Hamilton creator Lin-Manuel Miranda's life seems pretty wonderful. Not only is he the writer of the musical of the decade, the one that's lodged into the recesses of your brain forever and has you humming to yourself in the shower and on the street and basically everywhere. Not only does he seem like a thoroughly happy, lovely human being. (Do you follow him on Twitter? You should probably follow him on Twitter: instant mood-lift, promise.) He also has a very photogenic, sweet family who went with him to Austria and took part in Miranda's tribute to The Sound of Music, which aired on The Ellen DeGeneres Show. It couldn't have come at a better time.
When you think of the 1965 musical The Sound of Music, you might think: old, irrelevant movie that my mom or grandmother is constantly bugging me to watch. I hope not, though. It's one of my favorite ever movies for all of these reasons: Julie Andrews, fresh off recording Mary Poppins and at the top of her game; insanely beautiful landscape that will have you hatching a summer trip to Austria just like *clicks fingers* that; and a soundtrack composed by Rodgers and Hammerstein that gives Hamilton a run for its money.
I can't help but wonder at the timing. Part of the compelling weirdness of The Sound of Music is how it manages to effortlessly fuse the extremely personal with the extremely political. On one hand, it's just a goofy rom-com that follows nun-in-training Maria (complete with requisite ex-nun pudding bowl haircut) and her growing friendship with the original Christian Grey, Captain Georg von Trapp, whose children she's looking after in her capacity as governess.
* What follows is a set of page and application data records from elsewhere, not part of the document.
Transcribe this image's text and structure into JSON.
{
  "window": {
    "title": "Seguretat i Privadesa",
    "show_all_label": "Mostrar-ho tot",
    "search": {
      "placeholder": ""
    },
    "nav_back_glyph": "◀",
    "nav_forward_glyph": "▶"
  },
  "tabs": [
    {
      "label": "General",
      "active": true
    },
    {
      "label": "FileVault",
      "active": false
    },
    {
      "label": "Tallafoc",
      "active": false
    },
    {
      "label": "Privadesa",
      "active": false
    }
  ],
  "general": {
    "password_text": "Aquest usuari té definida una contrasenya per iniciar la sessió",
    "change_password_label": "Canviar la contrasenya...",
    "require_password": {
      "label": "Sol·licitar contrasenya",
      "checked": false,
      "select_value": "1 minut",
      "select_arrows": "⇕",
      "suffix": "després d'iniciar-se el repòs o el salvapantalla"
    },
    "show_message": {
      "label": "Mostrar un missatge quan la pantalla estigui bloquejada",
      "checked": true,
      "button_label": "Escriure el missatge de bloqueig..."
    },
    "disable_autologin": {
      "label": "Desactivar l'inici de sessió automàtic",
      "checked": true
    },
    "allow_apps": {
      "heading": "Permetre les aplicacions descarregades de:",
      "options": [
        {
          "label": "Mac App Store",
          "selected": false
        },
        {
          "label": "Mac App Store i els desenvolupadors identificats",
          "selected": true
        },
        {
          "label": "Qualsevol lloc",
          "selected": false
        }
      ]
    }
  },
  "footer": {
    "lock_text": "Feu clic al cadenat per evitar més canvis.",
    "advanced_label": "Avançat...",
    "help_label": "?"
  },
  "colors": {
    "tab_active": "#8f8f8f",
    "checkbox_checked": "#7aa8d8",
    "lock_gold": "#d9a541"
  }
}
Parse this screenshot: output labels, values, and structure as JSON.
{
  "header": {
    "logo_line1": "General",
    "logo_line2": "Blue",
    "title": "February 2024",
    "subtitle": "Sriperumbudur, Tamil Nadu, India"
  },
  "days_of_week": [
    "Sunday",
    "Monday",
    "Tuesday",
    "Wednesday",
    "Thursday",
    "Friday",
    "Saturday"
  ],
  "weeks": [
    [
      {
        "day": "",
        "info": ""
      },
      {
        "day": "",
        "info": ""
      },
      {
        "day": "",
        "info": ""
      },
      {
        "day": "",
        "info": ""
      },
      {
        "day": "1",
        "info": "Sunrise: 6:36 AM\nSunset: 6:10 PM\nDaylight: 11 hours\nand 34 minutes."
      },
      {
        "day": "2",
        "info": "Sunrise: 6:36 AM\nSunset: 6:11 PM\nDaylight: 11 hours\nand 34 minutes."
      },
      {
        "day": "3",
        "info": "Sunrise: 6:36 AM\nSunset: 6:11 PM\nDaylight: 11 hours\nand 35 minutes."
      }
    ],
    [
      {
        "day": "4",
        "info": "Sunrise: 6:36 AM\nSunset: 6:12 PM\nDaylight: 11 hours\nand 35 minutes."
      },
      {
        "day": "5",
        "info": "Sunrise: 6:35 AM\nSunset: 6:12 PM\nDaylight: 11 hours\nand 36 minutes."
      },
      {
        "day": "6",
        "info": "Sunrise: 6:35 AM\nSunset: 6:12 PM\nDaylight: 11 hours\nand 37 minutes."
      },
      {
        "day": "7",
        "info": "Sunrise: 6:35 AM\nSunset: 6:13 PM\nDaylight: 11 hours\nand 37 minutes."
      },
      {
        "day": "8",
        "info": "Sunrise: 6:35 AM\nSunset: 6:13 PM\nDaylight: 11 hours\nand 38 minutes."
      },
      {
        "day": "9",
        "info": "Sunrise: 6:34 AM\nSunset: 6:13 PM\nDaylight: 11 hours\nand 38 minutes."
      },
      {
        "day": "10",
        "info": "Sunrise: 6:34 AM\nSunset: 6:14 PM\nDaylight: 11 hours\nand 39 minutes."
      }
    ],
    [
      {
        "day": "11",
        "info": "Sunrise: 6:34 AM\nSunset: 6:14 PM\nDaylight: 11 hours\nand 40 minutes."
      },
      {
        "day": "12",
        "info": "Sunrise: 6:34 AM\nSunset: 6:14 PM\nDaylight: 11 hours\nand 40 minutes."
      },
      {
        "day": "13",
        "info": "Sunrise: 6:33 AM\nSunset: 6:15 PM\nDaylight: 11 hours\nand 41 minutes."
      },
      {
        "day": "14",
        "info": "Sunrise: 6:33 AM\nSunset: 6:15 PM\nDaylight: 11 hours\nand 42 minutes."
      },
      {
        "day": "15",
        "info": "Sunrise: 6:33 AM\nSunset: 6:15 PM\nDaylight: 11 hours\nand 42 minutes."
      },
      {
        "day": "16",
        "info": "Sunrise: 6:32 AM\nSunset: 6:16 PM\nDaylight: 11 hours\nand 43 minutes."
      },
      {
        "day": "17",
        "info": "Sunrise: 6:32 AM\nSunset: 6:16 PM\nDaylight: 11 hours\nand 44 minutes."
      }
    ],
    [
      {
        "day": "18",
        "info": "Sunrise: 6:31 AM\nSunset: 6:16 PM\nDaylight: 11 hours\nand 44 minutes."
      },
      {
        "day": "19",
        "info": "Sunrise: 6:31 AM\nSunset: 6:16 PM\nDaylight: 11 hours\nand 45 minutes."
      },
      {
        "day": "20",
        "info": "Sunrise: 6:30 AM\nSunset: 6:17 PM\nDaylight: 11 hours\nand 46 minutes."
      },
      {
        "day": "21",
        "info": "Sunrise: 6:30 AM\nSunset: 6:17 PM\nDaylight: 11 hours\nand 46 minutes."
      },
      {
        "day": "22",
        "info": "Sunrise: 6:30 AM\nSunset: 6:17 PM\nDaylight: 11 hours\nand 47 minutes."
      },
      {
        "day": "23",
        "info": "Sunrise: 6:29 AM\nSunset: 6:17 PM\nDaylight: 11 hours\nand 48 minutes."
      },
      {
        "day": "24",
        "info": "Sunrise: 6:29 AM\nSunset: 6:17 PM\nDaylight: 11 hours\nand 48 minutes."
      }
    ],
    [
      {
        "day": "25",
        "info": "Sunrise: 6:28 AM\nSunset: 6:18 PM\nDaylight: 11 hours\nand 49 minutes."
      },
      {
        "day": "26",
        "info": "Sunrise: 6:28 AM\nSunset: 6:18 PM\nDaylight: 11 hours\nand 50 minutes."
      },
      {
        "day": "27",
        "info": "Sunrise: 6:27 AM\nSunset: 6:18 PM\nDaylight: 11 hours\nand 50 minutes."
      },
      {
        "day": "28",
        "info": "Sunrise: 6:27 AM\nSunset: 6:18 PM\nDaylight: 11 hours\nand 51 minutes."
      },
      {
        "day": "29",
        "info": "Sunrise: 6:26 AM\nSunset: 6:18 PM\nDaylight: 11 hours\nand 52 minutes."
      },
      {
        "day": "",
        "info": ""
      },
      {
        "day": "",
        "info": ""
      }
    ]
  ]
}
But on the other hand, it's about Austria being occupied by Nazi Germany.
At the beginning of the movie, there are rumblings of trouble. Captain von Trapp seems to take great care to avoid responding to telegrams summoning him to fight as part of the German Navy (alongside the Nazis). And while Maria does everything she can to make the von Trapps' home a bubble of safety, security, and happiness, ultimately when politics begins to intrude too far, the von Trapps are forced to take action.
The film's politics are not that straightforwardly progressive — as Robert von Dassanowsky has argued, the movie is strangely accurate about a very specific, little-known point in European history, “the anti-Nazi authoritarian state, the 1934-38 Austrofascist Ständestaat of the Chancellors Engelbert Dollfuss (1892-1934) and Kurt von Schuschnigg (1897-1977).” That's why although Captain von Trapp is staunchly anti-Nazis, whenever he talks about this antipathy towards the movement, it's based on his concerns for Austrian independence rather than the fact that Nazism meant hating on Jewish people.
But the film is clear about one thing: singing, performing, and self-expression is not a frivolous activity. Singing and self-expression was a form of resistance to fascism. I don't want to spoil it for anyone who hasn't seen The Sound of Music yet, but via Maria's tutoring of Captain von Trapp's children and their learning to sing, they become more confident at resisting blind authority in both their home and the wider world and singing forms one of their most important weapons in resisting being indoctrinated into the Nazi state.
That's what makes Miranda's home video such perfect timing. You'll probably have already read about the parallels between Donald Trump and various fascist figures — whether Adolf Hitler or Benito Mussolini. While it sounds desperately dramatic to compare Trump to figures responsible for mass genocide, the European fascist movements started off in ways that feel familiar now: They were ushered in by a financial recession and hostility surrounding race. It may sound like a bit of a stretch, but I'm pointing out a comparison people have already made.
There have been a whole bunch of articles written about the very smart, practical things you can do to resist Trump's agenda, with donations and volunteering at local organizations coming top of the list. This is a great idea: I cannot stress this enough. But perhaps an activity that hasn't been stressed enough is singing and performing. This is counter-intuitive for many reasons. It can feel frivolous to engage in your own performative, imaginary world when everything is so dark and desperate right now. But for a start, it's a smart, free form of self-care. Singing is healthy: It counts as a physical workout, and it is psychologically positive. According to Time, singing dispels loneliness and depression and the magazine argues, "The pleasure that comes from singing together is our evolutionary reward for coming together cooperatively, instead of hiding alone, every cave-dweller for him or herself."
From a capitalist standpoint, singing is basically useless. You're extremely unlikely to find fame and fortune via your singing. Only a few people get to be the Britney Spears and Katy Perrys of this world. The rest of us are just singing for nothing in our local choirs or in bands. Well, at least I assume this is how Trump would have us see it. Because in Trump's America, everything may boil down to dollars: how much you had when you came into America and how much you have now.
So, sure, singing is useless. You're probably not going to make your fortune from it. It's not an explicit form of political protest, like marching or voting or volunteering. But in a subtle way, it's a form of subversion. Singing in a group brings people of all different backgrounds together and makes people feel less alone — what do we need more than this, especially this week? Please, if you can, be like Miranda and take the opportunity to sing with your loved ones.
Images: TheEllenShow/YouTube; 20th Century Fox (3)